Posted in Uncategorized on July 8th, 2015 · Comments Off on MULTI-EMPLOYER PENSION FUNDS CAN BE TROUBLE IN MERGERS AND ACQUISITIONS

WHEN TO EMPLOY SHORT-TERM AND LONG-TERM INCENTIVES

An employee compensation plan should provide a competitive wage and reward employees fairly and equitably for behaviors while accomplishing goals and objectives for the organization.  Compensation is the reward an employee receives in return for his or her contribution to the organization.  Basic components of a compensation package include base salary, incentives, and benefits.  

Organizations implement incentive plans to help reach overall goals and objectives.  Incentive plans range from variable pay plans to prizes and recognition awards.   Incentive plans can motivate employees to go beyond expectations and produce results that contribute to business success.  They also can attract new talent and encourage company loyalty.  For an incentive plan to be effective, the goals must be obtainable. 

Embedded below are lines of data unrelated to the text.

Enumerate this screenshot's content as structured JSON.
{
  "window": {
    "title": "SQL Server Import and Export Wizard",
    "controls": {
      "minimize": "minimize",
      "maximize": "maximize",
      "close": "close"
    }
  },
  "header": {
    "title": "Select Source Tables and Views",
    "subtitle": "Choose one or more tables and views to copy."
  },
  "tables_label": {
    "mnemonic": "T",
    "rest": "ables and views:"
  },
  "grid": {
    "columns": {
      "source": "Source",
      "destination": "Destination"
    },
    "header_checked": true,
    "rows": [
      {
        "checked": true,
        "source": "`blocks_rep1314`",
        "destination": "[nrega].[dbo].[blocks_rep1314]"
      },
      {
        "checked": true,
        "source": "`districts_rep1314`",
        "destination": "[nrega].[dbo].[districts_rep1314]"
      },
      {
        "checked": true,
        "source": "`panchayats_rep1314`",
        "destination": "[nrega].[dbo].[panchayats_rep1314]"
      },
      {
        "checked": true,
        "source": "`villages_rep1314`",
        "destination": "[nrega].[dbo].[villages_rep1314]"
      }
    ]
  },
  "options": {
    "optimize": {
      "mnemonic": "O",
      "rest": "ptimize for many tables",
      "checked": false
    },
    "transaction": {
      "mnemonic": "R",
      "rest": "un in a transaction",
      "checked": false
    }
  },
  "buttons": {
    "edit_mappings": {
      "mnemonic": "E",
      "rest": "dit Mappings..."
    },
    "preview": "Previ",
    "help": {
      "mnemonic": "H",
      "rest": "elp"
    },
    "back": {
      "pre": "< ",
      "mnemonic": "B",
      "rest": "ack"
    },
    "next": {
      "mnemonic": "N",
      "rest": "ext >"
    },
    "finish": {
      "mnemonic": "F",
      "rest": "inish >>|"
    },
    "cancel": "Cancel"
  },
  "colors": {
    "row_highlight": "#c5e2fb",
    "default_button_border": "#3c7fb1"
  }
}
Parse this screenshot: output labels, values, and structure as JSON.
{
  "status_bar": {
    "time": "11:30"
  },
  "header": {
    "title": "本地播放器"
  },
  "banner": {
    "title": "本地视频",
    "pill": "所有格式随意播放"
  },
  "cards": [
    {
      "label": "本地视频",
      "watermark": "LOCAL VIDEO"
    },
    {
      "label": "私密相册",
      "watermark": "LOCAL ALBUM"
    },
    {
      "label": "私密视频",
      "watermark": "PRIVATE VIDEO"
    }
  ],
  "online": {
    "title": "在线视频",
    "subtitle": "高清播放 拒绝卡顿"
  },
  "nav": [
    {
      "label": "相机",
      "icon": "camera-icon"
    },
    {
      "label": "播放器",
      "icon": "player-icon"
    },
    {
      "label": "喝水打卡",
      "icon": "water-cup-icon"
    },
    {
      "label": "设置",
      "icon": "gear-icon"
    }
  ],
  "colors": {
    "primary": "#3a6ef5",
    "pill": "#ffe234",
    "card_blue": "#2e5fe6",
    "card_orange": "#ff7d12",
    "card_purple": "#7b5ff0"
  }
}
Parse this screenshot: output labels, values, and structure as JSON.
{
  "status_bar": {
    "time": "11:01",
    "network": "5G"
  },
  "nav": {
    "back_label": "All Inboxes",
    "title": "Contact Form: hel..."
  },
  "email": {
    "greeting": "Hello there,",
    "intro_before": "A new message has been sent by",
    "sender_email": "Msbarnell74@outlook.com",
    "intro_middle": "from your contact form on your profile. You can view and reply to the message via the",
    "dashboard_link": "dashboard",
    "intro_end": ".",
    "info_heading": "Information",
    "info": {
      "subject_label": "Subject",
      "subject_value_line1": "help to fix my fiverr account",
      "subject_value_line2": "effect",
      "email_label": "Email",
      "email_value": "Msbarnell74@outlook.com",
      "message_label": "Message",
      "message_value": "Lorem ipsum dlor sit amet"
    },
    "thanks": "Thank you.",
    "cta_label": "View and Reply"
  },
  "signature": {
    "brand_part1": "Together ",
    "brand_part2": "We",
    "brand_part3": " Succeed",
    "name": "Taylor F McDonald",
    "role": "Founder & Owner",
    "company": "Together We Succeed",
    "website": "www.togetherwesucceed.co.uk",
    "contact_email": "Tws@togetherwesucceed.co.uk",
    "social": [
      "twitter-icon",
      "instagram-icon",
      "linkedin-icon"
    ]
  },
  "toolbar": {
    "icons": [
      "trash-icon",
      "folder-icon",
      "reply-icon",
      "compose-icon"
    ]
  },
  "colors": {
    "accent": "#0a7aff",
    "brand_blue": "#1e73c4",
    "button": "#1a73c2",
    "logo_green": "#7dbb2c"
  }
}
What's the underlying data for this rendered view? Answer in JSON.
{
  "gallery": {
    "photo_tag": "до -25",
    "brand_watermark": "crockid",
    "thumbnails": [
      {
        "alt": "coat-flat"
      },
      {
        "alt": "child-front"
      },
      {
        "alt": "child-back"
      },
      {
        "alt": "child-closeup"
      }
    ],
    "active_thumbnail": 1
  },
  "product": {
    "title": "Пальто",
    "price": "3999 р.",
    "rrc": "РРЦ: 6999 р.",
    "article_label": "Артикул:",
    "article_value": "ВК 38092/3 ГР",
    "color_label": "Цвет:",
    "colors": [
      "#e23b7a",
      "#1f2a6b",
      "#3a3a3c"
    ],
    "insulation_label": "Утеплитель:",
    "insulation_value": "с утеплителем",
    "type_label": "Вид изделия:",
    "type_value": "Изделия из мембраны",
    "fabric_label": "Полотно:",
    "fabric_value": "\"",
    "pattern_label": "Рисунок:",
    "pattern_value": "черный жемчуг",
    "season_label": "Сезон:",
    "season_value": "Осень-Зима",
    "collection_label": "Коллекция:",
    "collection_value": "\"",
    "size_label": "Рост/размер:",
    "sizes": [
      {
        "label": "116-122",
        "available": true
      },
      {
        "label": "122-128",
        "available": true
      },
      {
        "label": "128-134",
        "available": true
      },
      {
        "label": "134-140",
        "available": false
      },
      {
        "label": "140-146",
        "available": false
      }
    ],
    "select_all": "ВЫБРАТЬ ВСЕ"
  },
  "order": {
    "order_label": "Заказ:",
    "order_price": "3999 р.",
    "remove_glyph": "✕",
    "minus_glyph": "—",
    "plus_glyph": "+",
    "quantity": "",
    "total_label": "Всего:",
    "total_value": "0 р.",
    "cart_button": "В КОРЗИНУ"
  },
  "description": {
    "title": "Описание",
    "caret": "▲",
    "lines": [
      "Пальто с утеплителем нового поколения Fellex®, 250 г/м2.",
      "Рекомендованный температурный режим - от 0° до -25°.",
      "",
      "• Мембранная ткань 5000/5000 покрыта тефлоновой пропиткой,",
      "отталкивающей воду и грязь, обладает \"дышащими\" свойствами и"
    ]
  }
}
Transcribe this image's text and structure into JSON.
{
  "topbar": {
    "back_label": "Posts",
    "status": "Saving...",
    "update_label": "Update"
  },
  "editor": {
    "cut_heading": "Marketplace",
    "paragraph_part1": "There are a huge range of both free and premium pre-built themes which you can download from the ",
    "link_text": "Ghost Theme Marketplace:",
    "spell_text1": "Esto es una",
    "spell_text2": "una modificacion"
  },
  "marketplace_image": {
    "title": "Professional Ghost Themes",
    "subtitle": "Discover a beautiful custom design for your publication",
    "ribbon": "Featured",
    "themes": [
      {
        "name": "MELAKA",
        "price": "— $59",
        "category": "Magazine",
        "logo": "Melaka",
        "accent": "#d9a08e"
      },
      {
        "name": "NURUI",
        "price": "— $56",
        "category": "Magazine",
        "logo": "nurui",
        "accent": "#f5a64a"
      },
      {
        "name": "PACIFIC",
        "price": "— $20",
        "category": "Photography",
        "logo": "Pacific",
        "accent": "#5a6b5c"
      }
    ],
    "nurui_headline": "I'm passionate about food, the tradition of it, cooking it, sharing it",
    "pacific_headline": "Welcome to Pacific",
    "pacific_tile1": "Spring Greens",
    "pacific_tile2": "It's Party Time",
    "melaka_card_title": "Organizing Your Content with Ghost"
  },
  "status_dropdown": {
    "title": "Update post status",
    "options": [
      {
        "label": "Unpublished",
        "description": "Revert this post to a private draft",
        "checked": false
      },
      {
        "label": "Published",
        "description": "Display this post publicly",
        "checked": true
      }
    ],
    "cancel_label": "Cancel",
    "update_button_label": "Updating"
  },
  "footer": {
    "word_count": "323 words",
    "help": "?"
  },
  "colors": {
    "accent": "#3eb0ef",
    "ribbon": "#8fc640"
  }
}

So how do you determine whether a short-term or long-term incentive is appropriate?  Short-term incentives are used to create focus on short-term or immediate goals, and align rewards with individual and business performance.  Long-term incentives are typically designed for executives who make strategic decisions for the company.  They can ensure focus on what’s best for the organization’s future outcomes by placing importance on medium and/or long-term goals and creating a sense of ownership of those goals.  Successful incentive plans can also help organizations align rewards with shareholder interests, and help retain key talent. 

Short term incentives can be for all employee levels from entry level to middle management to the executive level and they can be big or small and can cover a week, month, quarter or year of performance measurements and goals.  Short term incentives can create a better work environment and motivate employees to work to their greatest potential.  Without short term incentives, employees may feel that their work is unappreciated and morale can be low.  Short term incentives align employees work with the overall success of the company and can clearly define an employee’s specific role in contributing to that success.  Short term incentives such as prizes, free airline tickets or hotel stays, tickets to events or a paid day off can have high impact.  Short-term incentives can be individual and/or team based.  Rewarding employees for clearly defined goals can go a long way to creating happy employees who work well alone and together striving for success. 

It is important to use both the short and the long term initiatives to produce desired results. Incentive programs that are carefully and strategically crafted and aligned with company goals and timeframes should lead to more productive, motivated and loyal team members.  Retaining good employees saves organizations the expense of recruiting and training new workers. 

At WageWatch our compensation consultants are focused on your organization’s compensation needs and ready to help you ensure that your compensation programs are supporting your company’s business strategy and objectives. WageWatch also offers accurate, up-to-date benefit surveys, salary surveys and pay practices data that will allow you to stay current with the times. This information is highly beneficial in creating the best salary and benefits packages that meet or rival the industry standards. For more information on our services, including consulting, salary survey data, benefit survey data and market compensation reports, please call WageWatch at 888-330-9243 or contact us online.

Posted in Uncategorized on July 2nd, 2015 · Comments Off on WHEN TO EMPLOY SHORT-TERM AND LONG-TERM INCENTIVES